• Regional or sub-regional co-operation is developing to combat the menace of violence at sea. Although the authority of the flag State is maintained, there is increasing co-operation in the inspection of ships, including fishing vessels, and in patrols in various maritime zones. Examples of such co-operation are the port State control arrangements in various regions, the 1995 UN Agreement on Highly Migratory and Straddling Fish Stocks, the Agreement between Japan and Russia on co-operation in the detention of suspicious ships, and in the fight against drugs, arms and sea food smuggling.
• In principle, the “peaceful purposes” clauses in the 1982 UNCLOS do not impair the exercise of sea power in its conventional naval forms. States remain free to use the sea for navigation of their fleets, including submarines. States also remain free to use the sea for military maneuvers, testing and firing of conventional weapons, and emplacement of military devices. Only when military activities come into conflict with peaceful uses, must the former yield to the latter.
• States must observe utmost good faith in their mutual dealings and eschew double standards. Some States condemn certain activities in their maritime zones while engaging in the same activities in other States’ waters. Guidelines are needed to avoid these contradictions. Perhaps there is indeed a need to have guidelines for the conduct of military activities in foreign EEZs, like the “rules of the road” for the mariners.
• Some sort of monitoring mechanism is also necessary to ensure compliance with the provisions of the Convention, once a State has ratified it. In the absence of an organization like the IMO, this task should devolve on the Law of the Sea Secretariat of the United Nations.
• To preserve the broad consensus reflected in the 1982 UNCLOS, it is important that it be universally supported, especially by the United States and other major maritime powers. It is in their interest to preserve their navigational rights around the world. A situation where some important states are not party to the Convention can only lead to a fragmentation of the Law of the Sea and erosion of those parts of the Convention on which a broad measure of consensus was achieved.

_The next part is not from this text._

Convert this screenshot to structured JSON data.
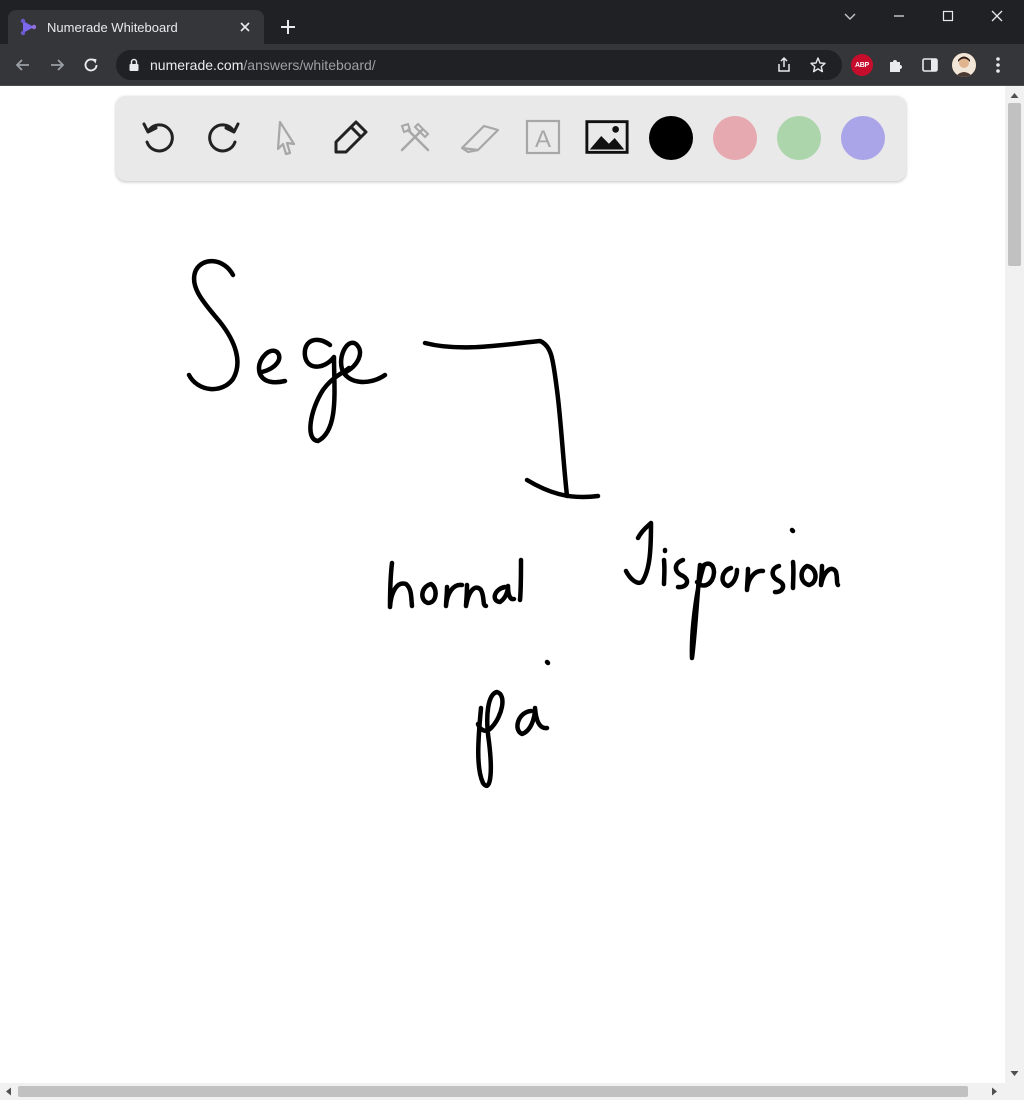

The result could be a return to the instability and disorder which precipitated the very convening of the Third UN Conference on the Law of the Sea. The United States has been lodging written protests and acting against excessive maritime claims of other nations including creeping EEZ jurisdiction under its Freedom of Navigation Program. But the legal impact of these protests is called into question because the United States has neither the legal nor moral authority to ask others to respect an instrument to which it is not a party. Thus it is hoped that the United States will soon ratify the Convention. By not being a party, the United States is limiting its options, and is losing the opportunity for coordinated action with Convention members to exert diplomatic pressure on other States to adhere to the Convention.
The development of international law often results in the modification of established rules by reference to new interests and needs. The extent of that modification is determined by the relative importance of the needs and interests involved. International law evolves continuously in the light of new situations. Implicit in this process is the continuing appraisal which makes possible both the formulation of appropriate standards and their practical application. As Benjamin N. Cardozo aptly said:
The inn that shelters for the night is not the journey's end. The law, like the traveler, must be ready for the morrow. It must have a principle of growth.
Volume 29, Issue 2 , March 2005, Pages 147-151
Military and Intelligence Gathering Activities in the Exclusive E conomic Zone: Consensus and Disagreement II
|8 of 13|
|Copyright © 2005 Elsevier B.V. All rights reserved. ScienceDirect® is a registered trademark of Elsevier B.V.|